October 6, 2010

Fredrick Chilson and Christian Gilde were two of only four conference attendees to facilitate a workshop at the International Assembly for Collegiate Business Education (IACBE). The UMW Business Department is accredited through IACBE.

Chilson and Gilde said the idea for the workshop, “Marketing Business Education: Tools, Topics, Trends,” came from a desire to get the university more involved at the international level.

“We’re trying to develop a relationship to do some partnering so our students have better access to universities and opportunities across the globe,” Chilson said.

Gilde first contacted IACBE about presenting the workshop during his recent trip to the IACBE 2010 Annual Conference in Newport, R.I. in March.

Gilde, originally from Austria, brought much experience on international higher education to the conference. He has presented his work at the Academy of Management Conference, the International Conference in Higher Education Marketing, and the European Marketing Academy Conference. Gilde also gave guest lectures at various universities including London Metropolitan University and is a guest lecturer on the Doctor of Business Administration in Higher Education Management program at the University of Bath. He serves as a reviewer for journals such as the Journal of Consumer Behaviour and the Journal of Marketing for Higher Education.

Chilson’s and Gilde’s workshop took an in-depth look at what universities in the United States and Europe are doing to market and distinguish themselves from other institutions. The workshop also included a self-evaluation marketing audit for individual institutions.

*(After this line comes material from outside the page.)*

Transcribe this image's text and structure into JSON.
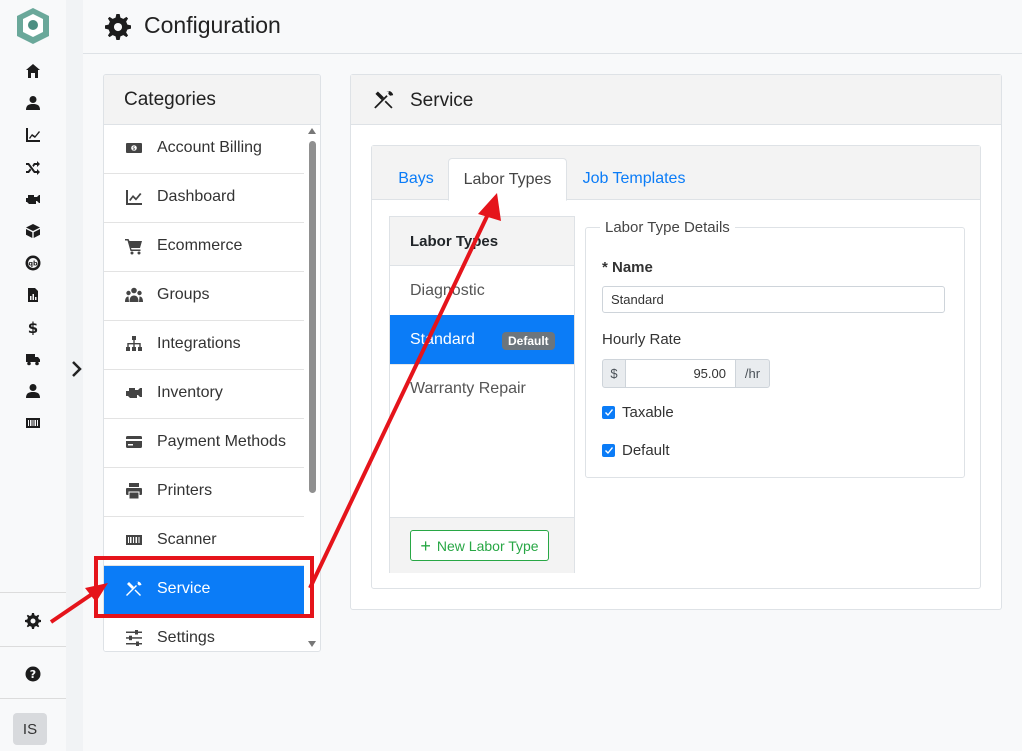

Gilde said their research showed a major increase in strategic partnerships among universities across the world.

Both Gilde and Chilson hope their work will also help to forge their own strategic partnerships with international universities for the benefit of Montana Western students.

“We hope to help students to think on a global level,” Chilson explained. “That exposure and experience can help make students viable for a tough job market.”